[Opening MATERIAL TO PROCESS section]
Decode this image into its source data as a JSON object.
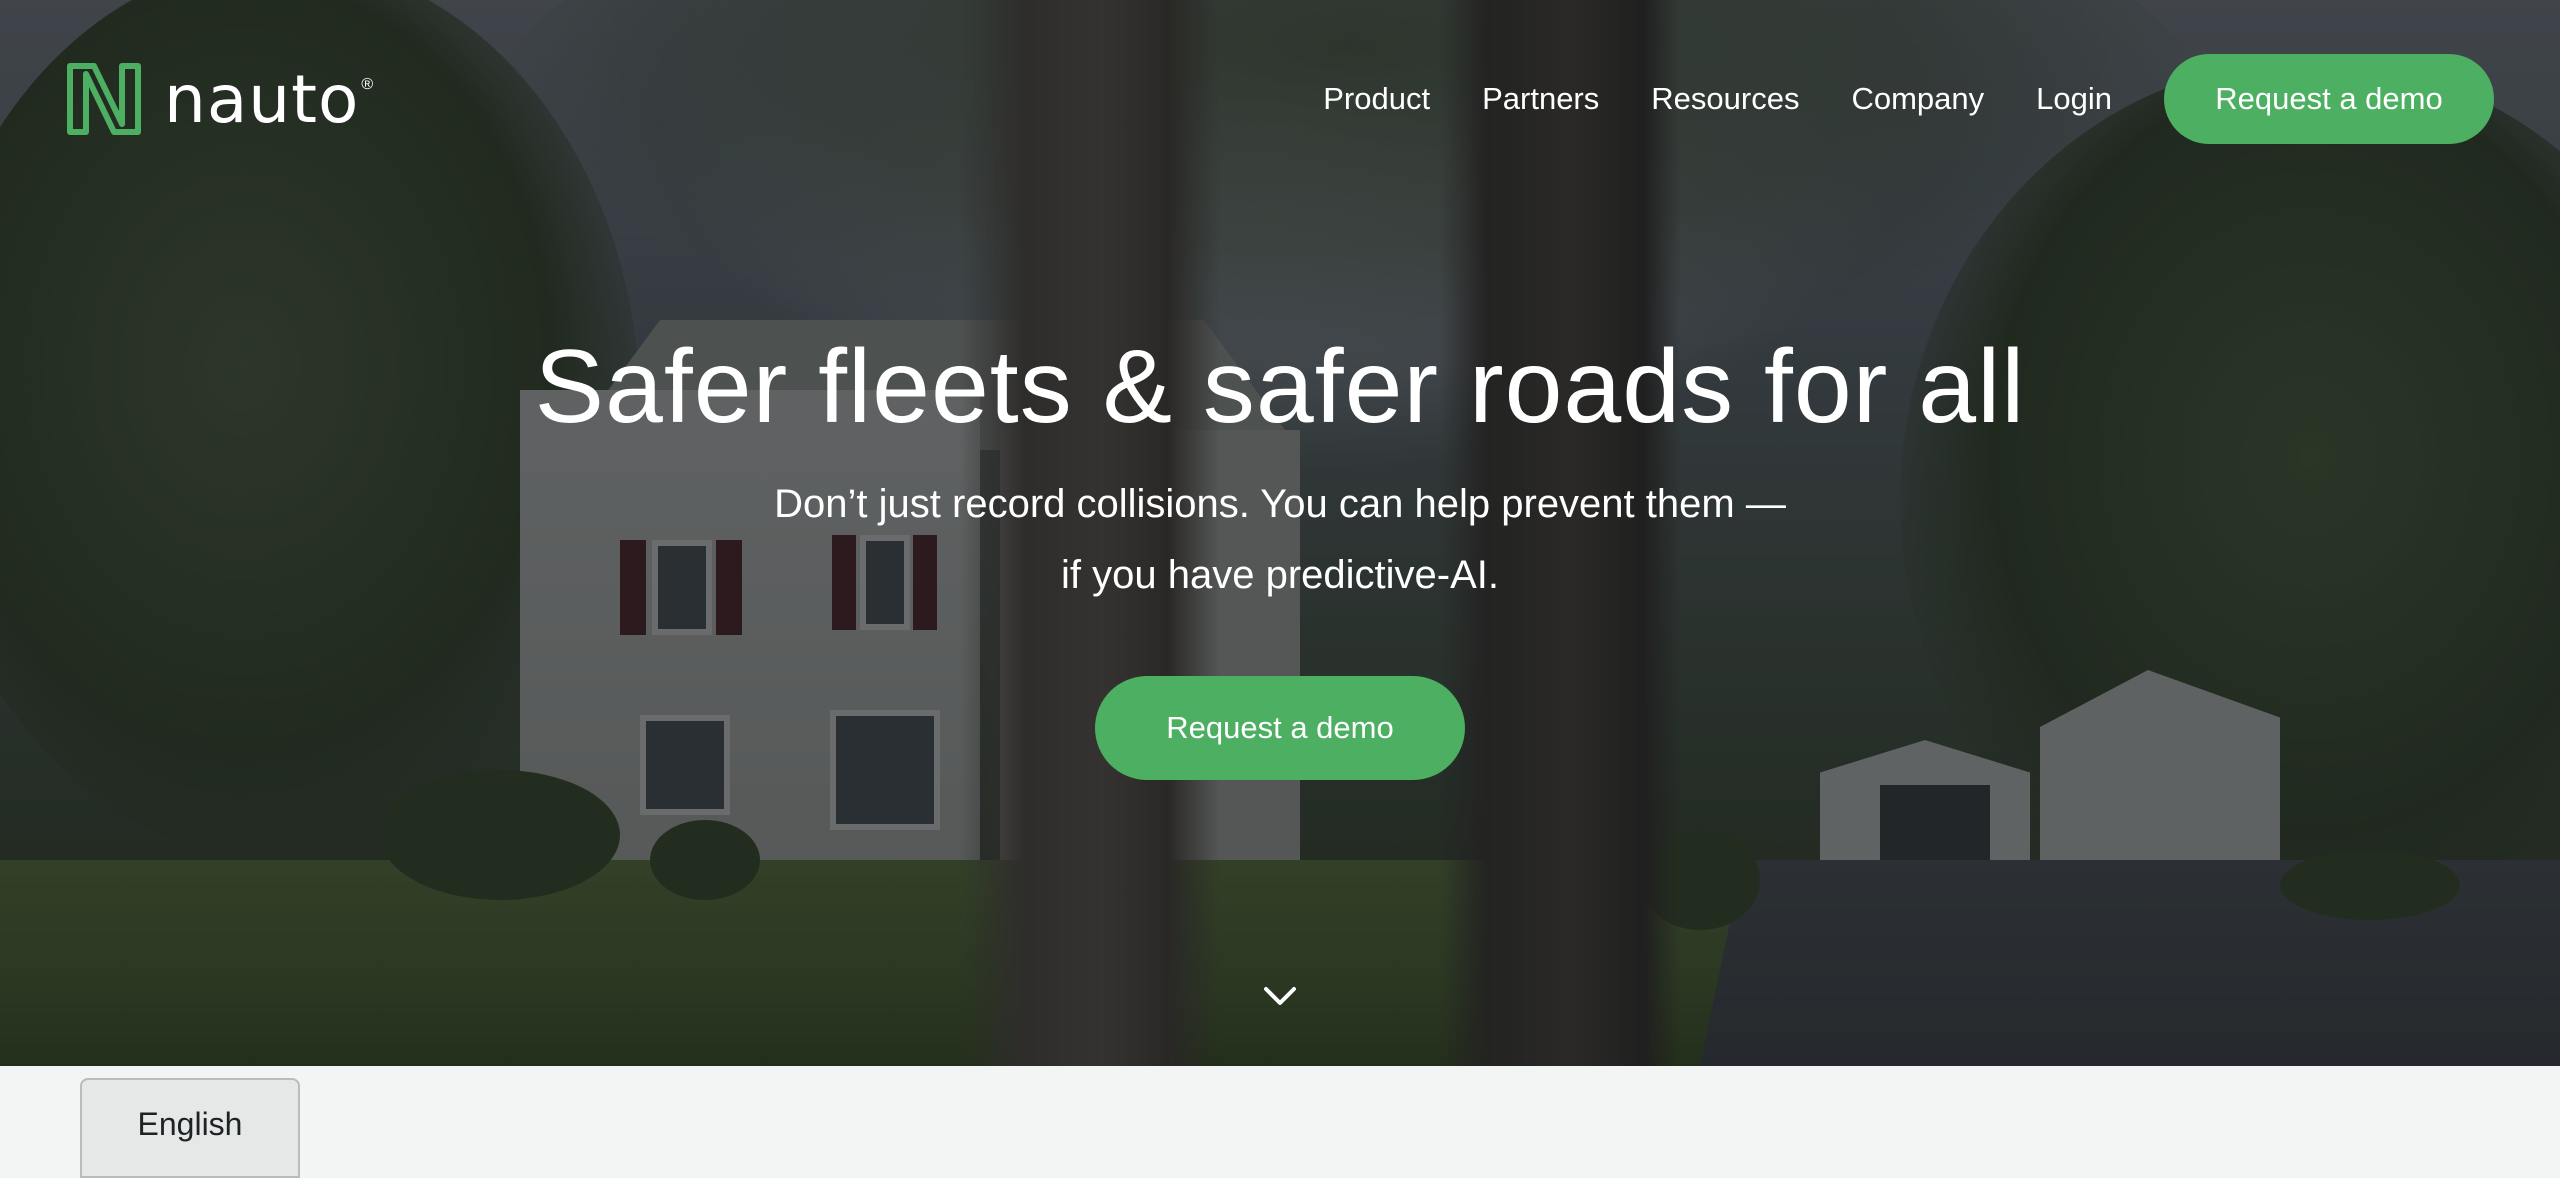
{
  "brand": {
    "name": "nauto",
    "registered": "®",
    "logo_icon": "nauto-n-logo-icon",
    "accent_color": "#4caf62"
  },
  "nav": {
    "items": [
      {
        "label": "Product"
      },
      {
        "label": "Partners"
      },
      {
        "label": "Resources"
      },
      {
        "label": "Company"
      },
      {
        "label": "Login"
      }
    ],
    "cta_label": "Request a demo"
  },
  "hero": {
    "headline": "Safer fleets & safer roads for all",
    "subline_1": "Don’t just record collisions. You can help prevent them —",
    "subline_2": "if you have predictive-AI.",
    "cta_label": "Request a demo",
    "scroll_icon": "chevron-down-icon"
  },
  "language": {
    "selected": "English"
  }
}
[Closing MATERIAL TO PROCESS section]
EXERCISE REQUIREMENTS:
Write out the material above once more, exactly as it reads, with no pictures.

YOUR SOLUTION:
Decode this image into its source data as a JSON object.
{
  "brand": {
    "name": "nauto",
    "registered": "®",
    "logo_icon": "nauto-n-logo-icon",
    "accent_color": "#4caf62"
  },
  "nav": {
    "items": [
      {
        "label": "Product"
      },
      {
        "label": "Partners"
      },
      {
        "label": "Resources"
      },
      {
        "label": "Company"
      },
      {
        "label": "Login"
      }
    ],
    "cta_label": "Request a demo"
  },
  "hero": {
    "headline": "Safer fleets & safer roads for all",
    "subline_1": "Don’t just record collisions. You can help prevent them —",
    "subline_2": "if you have predictive-AI.",
    "cta_label": "Request a demo",
    "scroll_icon": "chevron-down-icon"
  },
  "language": {
    "selected": "English"
  }
}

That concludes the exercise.